Egged On: Hit play puts one on for the parents in Limerick

Joanne Ryan has updated her award-winning play for new tour

AFTER an award-winning tour of the UK and Asia, Joanne Ryan’s award-winning play Eggsistentialism is making its Limerick comeback with some changes to reflect how Ireland has changed since the piece has been on the road.

Playwright Ryan said the Limerick run of shows is a “homecoming” after taking the show abroad.

The original run of Eggsistentialism began in Limerick, with the show playing the Belltable in 2016.

It took home a number of awards from the Edinburgh, Melbourne and Sydney Fringes, but Ryan didn’t rest on her laurels and play it safe.

This time around, things are different.

The play has been updated to incorporate the changes in Irish society since the initial 2016 run, with the 2018 8th Amendment referendum playing a part in the updated play.

“That was definitely a big moment in recent Irish history, and of course it wasn’t the massive societal issue it became when I first wrote the play.

“The beauty of working in theatre over other forms of media, unlike television or film, is the opportunity of being able to go back and readjust or rewrite parts of the play to help it change with the times,” Ryan said.

The play, renowned for its blend of animation and on-stage antics has new animation added to the show, complementing the updated material.

Ryan’s recent motherhood has inspired her to rejig the play with additional material not present in the original run, inspired by her experiences as a new mother.

”My son is eight months old now; he’s my roadie!” Ryan joked.

Off the stage, Ryan wanted to cater for a certain type of audience.

“I have a special show on Friday the 29th at 12pm. It’s a parent-friendly matinee performance.

“I appreciate some later show times might not suit parents with younger children, so I’m putting on a show where you can bring your baby with you in your arms for this performance.”

Ryan said she was inspired by the “parent-friendly auditorium” by her travels, with the Edinburgh Fringe offering the same experience for parents.

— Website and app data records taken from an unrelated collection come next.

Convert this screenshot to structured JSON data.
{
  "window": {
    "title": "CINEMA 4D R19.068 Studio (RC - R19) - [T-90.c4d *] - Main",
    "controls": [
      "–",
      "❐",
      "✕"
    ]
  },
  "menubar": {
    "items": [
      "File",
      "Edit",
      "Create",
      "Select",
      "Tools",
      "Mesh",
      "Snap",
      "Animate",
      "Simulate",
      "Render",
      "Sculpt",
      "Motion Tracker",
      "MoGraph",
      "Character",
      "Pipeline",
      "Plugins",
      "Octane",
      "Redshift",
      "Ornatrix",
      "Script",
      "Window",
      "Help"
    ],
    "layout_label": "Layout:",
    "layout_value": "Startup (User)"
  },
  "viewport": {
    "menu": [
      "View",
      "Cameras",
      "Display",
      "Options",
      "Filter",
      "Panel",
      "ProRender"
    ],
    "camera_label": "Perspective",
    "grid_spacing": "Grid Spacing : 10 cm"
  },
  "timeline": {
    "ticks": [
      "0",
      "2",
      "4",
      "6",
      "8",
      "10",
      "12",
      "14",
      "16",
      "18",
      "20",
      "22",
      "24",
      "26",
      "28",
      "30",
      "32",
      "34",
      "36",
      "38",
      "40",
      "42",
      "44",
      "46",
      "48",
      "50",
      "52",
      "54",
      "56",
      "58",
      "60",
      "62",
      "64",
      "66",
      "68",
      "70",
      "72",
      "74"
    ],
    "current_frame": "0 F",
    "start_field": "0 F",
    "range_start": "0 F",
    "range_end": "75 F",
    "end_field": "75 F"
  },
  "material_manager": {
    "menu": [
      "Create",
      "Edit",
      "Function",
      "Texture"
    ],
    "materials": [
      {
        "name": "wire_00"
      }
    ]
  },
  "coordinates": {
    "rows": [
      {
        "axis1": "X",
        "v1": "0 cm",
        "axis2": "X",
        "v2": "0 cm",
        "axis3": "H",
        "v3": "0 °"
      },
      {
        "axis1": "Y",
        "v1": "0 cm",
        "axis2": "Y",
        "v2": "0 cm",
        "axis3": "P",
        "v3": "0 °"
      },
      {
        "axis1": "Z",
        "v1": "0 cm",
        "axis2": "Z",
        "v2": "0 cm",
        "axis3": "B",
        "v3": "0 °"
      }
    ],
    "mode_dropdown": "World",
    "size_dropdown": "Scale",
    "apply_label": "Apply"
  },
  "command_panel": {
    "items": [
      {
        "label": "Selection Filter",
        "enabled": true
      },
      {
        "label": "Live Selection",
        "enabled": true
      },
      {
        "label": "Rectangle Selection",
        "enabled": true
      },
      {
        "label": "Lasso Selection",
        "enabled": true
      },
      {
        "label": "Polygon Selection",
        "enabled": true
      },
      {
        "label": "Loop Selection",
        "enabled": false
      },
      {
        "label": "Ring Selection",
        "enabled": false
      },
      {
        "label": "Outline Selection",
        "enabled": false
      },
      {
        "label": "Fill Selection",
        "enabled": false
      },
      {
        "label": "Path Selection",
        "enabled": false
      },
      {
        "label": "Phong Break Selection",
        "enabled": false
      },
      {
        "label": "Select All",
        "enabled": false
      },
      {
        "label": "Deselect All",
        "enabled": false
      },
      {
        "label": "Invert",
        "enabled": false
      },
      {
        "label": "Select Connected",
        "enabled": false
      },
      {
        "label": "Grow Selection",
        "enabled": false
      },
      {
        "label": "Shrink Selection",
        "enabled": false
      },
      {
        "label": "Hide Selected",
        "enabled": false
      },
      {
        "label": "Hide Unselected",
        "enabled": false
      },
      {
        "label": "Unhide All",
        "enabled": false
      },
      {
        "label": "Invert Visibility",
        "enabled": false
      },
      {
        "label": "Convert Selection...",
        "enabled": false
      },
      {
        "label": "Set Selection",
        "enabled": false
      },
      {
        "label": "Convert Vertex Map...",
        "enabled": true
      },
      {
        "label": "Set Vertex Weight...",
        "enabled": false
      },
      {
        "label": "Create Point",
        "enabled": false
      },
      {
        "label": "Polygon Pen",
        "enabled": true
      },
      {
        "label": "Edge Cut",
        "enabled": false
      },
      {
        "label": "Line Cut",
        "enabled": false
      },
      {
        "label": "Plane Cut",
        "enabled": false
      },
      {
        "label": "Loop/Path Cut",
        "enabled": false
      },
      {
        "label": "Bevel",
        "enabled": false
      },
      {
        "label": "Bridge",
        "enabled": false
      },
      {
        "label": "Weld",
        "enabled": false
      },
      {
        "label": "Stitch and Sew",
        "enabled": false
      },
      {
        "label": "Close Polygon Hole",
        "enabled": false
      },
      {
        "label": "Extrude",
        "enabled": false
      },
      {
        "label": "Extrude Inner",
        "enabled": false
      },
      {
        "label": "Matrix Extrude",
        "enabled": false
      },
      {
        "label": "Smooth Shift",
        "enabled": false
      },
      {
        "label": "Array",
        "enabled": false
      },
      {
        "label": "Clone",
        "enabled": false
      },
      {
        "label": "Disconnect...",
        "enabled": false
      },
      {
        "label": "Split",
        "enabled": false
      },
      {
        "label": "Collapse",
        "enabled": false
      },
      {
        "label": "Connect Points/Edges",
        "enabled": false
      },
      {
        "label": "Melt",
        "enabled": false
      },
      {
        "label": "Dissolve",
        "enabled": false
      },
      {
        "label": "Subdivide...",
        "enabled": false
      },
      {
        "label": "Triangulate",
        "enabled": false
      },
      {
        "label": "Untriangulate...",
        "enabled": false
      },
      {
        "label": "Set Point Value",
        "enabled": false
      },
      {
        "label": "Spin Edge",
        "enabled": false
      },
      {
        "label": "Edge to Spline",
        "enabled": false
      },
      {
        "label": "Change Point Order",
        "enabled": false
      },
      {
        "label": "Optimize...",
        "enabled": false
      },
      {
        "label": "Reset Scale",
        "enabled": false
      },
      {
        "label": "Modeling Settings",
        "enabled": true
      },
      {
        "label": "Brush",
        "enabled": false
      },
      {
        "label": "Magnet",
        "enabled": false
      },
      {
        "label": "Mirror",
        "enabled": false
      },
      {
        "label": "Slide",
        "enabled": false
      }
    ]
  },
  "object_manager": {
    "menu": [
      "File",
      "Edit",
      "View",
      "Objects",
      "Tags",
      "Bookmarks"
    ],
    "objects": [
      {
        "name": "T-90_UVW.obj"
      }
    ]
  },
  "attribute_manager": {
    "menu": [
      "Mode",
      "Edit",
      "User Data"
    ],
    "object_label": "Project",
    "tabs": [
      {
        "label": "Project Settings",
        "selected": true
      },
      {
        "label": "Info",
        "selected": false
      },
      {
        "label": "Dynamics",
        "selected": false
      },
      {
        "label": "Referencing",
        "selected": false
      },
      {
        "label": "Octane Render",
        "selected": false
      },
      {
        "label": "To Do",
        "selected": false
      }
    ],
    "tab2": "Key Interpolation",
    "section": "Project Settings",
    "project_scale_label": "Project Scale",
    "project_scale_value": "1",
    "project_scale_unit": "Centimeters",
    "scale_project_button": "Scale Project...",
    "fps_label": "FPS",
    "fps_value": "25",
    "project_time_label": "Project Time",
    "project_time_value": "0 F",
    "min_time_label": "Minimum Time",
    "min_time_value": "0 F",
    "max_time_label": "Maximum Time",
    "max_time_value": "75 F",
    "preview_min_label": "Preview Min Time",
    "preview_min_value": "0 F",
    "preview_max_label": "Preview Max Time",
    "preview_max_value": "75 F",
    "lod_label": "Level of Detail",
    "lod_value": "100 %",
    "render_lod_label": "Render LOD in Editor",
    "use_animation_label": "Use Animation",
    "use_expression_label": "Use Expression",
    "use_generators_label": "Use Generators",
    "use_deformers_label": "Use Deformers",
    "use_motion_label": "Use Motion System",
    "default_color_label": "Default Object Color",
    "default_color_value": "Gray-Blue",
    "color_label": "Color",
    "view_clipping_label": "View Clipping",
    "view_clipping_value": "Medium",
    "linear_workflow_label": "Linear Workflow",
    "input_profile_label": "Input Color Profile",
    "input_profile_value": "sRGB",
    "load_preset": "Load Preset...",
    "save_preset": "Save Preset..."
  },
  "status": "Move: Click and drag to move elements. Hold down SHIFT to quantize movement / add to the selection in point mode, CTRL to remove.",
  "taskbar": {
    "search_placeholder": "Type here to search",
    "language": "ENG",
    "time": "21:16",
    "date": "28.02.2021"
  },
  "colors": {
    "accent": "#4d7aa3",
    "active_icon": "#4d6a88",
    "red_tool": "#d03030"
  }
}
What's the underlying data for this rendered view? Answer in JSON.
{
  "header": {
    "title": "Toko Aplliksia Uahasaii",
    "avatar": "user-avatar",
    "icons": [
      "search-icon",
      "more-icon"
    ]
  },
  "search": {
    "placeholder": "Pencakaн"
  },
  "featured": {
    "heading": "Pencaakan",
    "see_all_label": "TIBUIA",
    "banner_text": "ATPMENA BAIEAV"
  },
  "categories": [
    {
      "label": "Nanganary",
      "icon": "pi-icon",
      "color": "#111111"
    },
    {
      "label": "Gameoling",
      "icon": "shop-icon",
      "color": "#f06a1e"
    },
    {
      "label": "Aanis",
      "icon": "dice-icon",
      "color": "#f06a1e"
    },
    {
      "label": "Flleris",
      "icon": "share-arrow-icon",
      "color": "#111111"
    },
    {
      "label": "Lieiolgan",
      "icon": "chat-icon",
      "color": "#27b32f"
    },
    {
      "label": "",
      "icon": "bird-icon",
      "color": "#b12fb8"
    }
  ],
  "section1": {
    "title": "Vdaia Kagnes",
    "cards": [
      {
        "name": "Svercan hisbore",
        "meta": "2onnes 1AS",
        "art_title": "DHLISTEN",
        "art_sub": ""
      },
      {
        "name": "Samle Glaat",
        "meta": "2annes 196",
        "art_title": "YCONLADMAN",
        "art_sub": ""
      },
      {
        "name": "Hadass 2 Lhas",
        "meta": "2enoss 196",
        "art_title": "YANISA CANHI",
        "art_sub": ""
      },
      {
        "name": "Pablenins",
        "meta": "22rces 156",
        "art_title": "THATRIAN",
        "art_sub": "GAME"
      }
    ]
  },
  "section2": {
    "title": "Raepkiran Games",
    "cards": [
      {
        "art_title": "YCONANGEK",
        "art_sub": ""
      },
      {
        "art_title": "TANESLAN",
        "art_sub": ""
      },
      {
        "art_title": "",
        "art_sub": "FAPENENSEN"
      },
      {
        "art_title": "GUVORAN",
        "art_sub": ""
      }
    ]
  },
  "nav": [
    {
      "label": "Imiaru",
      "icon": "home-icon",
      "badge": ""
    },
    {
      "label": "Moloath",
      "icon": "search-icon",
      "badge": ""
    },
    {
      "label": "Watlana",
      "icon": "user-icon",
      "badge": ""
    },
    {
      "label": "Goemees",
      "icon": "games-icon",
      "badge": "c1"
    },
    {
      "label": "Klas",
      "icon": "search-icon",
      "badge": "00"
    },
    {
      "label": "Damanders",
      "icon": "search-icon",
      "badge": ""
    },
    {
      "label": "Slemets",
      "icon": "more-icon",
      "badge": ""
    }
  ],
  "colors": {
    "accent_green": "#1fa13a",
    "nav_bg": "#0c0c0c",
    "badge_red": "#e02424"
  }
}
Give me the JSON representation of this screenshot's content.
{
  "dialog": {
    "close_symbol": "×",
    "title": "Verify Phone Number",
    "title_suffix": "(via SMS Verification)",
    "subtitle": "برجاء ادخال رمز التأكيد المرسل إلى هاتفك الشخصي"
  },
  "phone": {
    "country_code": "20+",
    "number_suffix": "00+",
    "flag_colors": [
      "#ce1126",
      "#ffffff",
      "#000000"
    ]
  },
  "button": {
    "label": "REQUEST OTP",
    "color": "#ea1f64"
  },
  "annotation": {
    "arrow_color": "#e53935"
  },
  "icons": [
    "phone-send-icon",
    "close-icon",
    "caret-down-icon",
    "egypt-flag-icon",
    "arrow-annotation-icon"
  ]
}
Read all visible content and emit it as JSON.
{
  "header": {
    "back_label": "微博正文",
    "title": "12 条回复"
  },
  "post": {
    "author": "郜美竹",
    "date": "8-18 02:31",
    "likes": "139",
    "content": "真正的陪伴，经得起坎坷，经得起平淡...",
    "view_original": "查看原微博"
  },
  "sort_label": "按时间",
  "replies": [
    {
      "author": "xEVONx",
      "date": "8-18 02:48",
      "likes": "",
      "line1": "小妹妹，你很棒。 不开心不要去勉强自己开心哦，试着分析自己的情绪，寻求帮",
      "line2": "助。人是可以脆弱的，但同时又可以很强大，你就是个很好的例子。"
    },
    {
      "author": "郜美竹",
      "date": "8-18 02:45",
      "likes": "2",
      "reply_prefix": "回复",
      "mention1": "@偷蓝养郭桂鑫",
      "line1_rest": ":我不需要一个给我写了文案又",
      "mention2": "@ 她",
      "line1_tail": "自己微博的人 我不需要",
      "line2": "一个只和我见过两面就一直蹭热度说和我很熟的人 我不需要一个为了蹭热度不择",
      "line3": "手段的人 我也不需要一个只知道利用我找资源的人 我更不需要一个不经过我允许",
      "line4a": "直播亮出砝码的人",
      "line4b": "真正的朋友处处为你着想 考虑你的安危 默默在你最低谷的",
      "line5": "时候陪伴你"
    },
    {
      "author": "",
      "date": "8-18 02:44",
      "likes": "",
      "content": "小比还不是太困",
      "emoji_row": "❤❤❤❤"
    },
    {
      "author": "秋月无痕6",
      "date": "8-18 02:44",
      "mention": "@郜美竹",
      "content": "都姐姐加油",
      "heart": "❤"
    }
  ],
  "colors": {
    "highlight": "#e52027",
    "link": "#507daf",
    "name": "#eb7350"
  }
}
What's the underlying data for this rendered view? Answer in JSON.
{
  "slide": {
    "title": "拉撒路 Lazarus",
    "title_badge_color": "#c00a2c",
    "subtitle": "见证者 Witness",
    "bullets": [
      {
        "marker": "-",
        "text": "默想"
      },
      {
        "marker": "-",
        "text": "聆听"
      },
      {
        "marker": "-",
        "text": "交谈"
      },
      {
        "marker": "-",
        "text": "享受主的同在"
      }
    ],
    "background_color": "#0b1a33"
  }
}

“I thought it would be great if we could introduce this to Irish theatres,” she said. “So I hope loads of parents come along with their little ones!”

Ryan hopes her pioneering scheme will make other Irish theatres follow suit, as she says parent-and-baby auditoriums are commonplace in other countries.

The play wrestles with a woman counting her last few fertile years and contemplating whether or not to have a child.

Mixing animation with stand-up, monologue and hilarious recorded interjections from her mother, Eggsistentialism takes a light-hearted but unflinching look at one of life's most compelling dilemmas: should making a life for oneself involve making another?

Ryan was born in London in 1979, just as the debate surrounding contraceptive health became a hot-button issue in Irish society.

Ryan moved to Limerick when she was six years old, and says growing up in the era where the recently-passed Gay Byrne set the agenda for Irish social politics influenced her writings.

“He (Gay) really changed that debate in Ireland, both for my generation and my mother’s generation.”

“The play is based on my own experiences as a woman growing up in Ireland, and also based on my own mother and how they approached the topic of reproductive health in her generation.”

Eggsistentialism’s parents and baby show will take place at the Belltable at 12pm on Friday, November 29, along with a show at 8pm.

Tickets are €16 and €18 from the Belltable website.